Full Content is available to subscribers

Subscribe/Learn More  >

3D Reconstruction of Patient-Specific Abdominal Aortic Aneurysms: From CT Scan to Silicone Model

[+] Author Affiliations
Barry J. Doyle, Liam G. Morris, Anthony Callanan, Eamon Kavanagh, Pat Kelly, Tim M. McGloughlin

University of Limerick, Limerick, Ireland

David A. Vorp

University of Pittsburgh, Pittsburgh, PA

Paper No. SBC2007-176375, pp. 563-564; 2 pages
  • ASME 2007 Summer Bioengineering Conference
  • ASME 2007 Summer Bioengineering Conference
  • Keystone, Colorado, USA, June 20–24, 2007
  • Conference Sponsors: Bioengineering Division
  • ISBN: 0-7918-4798-5
  • Copyright © 2007 by ASME

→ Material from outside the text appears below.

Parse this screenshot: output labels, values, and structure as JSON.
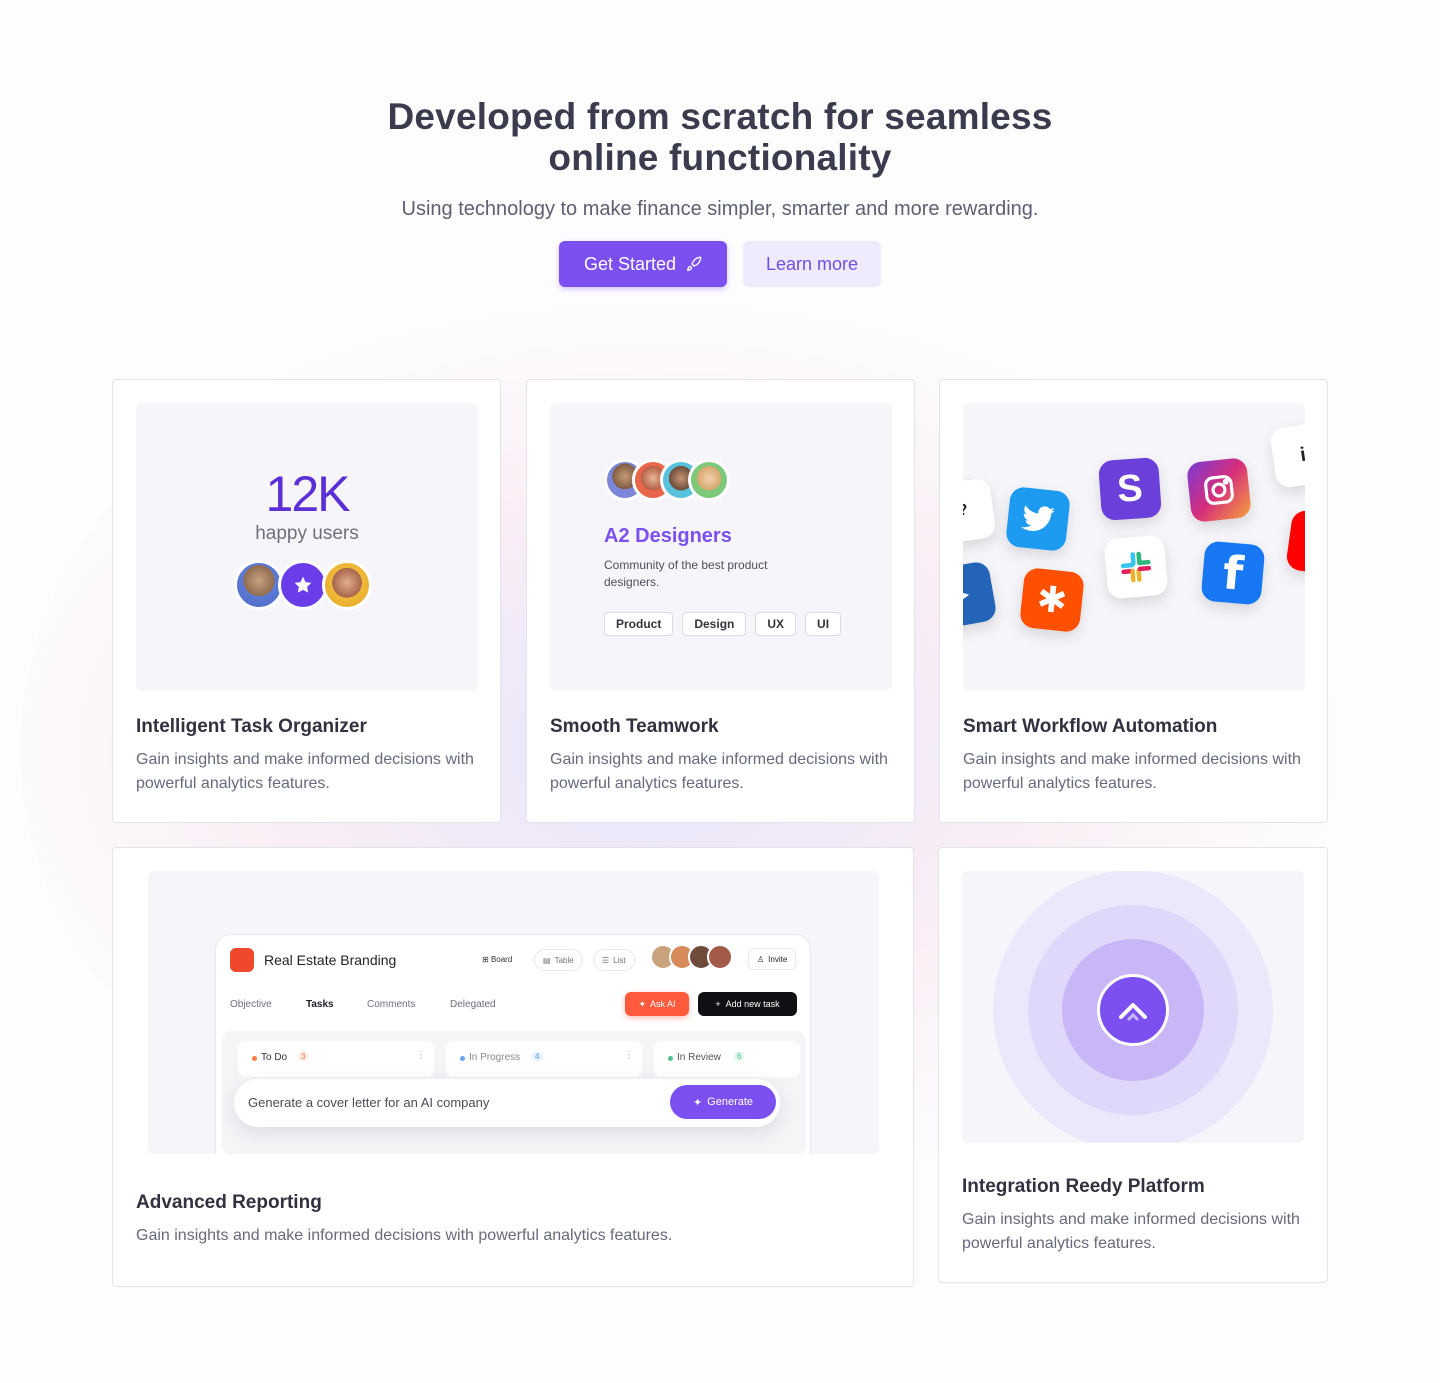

Abdominal aortic aneurysm (AAA) is a local, permanent, irreversible dilation of the infrarenal section of the aorta that risks rupture until treated. AAA is defined as an infrarenal diameter 1.5 times the normal diameter. Currently, surgeons intervene when the aneurysm reaches a maximum diameter of 50mm [1]. 200,000 new cases are diagnosed each year in the US, with 500,000 new cases diagnosed worldwide [2]. This results in 15,000 deaths each year from AAA rupture in the US alone [3], with 8,000 deaths per year in the UK [4]. Literature supports the theory that small aneurysms may be as likely to rupture as larger aneurysms [5–7], and therefore, the need for a more reliable predictor of AAA rupture may have clinical importance.

Copyright © 2007 by ASME



Interactive Graphics


Country-Specific Mortality and Growth Failure in Infancy and Yound Children and Association With Material Stature

Use interactive graphics and maps to view and sort country-specific infant and early dhildhood mortality and growth failure data and their association with maternal

Citing articles are presented as examples only. In non-demo SCM6 implementation, integration with CrossRef’s "Cited By" API will populate this tab (http://www.crossref.org/citedby.html).

Some tools below are only available to our subscribers or users with an online account.

Related Content

Customize your page view by dragging and repositioning the boxes below.

Related eBook Content
Topic Collections

Sorry! You do not have access to this content. For assistance or to subscribe, please contact us:

  • TELEPHONE: 1-800-843-2763 (Toll-free in the USA)
  • EMAIL: asmedigitalcollection@asme.org
Sign In